■ **EXERCISE DIRECTIONS**:
Every line of the material is to be duplicated precisely.

■ **EXCERPTED RECORDS**:
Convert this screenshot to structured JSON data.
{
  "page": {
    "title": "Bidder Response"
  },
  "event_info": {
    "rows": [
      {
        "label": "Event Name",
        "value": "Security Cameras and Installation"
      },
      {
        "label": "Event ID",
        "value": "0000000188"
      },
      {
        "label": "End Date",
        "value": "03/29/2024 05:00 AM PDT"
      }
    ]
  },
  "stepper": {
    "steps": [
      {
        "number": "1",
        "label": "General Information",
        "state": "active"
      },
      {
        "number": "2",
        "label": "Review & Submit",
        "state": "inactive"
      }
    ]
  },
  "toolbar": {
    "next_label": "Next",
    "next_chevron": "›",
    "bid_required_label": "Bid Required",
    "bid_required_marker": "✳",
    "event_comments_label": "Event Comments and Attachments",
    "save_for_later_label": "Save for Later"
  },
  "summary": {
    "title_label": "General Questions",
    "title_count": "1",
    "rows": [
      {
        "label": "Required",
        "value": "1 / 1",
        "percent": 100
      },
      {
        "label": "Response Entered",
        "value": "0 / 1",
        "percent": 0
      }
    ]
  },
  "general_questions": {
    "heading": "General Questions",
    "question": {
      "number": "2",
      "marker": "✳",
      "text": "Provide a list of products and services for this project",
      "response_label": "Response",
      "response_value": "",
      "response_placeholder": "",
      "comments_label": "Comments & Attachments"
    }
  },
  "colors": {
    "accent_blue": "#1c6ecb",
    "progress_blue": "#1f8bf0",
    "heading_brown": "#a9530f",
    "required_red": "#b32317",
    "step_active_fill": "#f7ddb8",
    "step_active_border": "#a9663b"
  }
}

■ **RESPONSE TO THIS EXERCISE**:
Convert this screenshot to structured JSON data.
{
  "page": {
    "title": "Bidder Response"
  },
  "event_info": {
    "rows": [
      {
        "label": "Event Name",
        "value": "Security Cameras and Installation"
      },
      {
        "label": "Event ID",
        "value": "0000000188"
      },
      {
        "label": "End Date",
        "value": "03/29/2024 05:00 AM PDT"
      }
    ]
  },
  "stepper": {
    "steps": [
      {
        "number": "1",
        "label": "General Information",
        "state": "active"
      },
      {
        "number": "2",
        "label": "Review & Submit",
        "state": "inactive"
      }
    ]
  },
  "toolbar": {
    "next_label": "Next",
    "next_chevron": "›",
    "bid_required_label": "Bid Required",
    "bid_required_marker": "✳",
    "event_comments_label": "Event Comments and Attachments",
    "save_for_later_label": "Save for Later"
  },
  "summary": {
    "title_label": "General Questions",
    "title_count": "1",
    "rows": [
      {
        "label": "Required",
        "value": "1 / 1",
        "percent": 100
      },
      {
        "label": "Response Entered",
        "value": "0 / 1",
        "percent": 0
      }
    ]
  },
  "general_questions": {
    "heading": "General Questions",
    "question": {
      "number": "2",
      "marker": "✳",
      "text": "Provide a list of products and services for this project",
      "response_label": "Response",
      "response_value": "",
      "response_placeholder": "",
      "comments_label": "Comments & Attachments"
    }
  },
  "colors": {
    "accent_blue": "#1c6ecb",
    "progress_blue": "#1f8bf0",
    "heading_brown": "#a9530f",
    "required_red": "#b32317",
    "step_active_fill": "#f7ddb8",
    "step_active_border": "#a9663b"
  }
}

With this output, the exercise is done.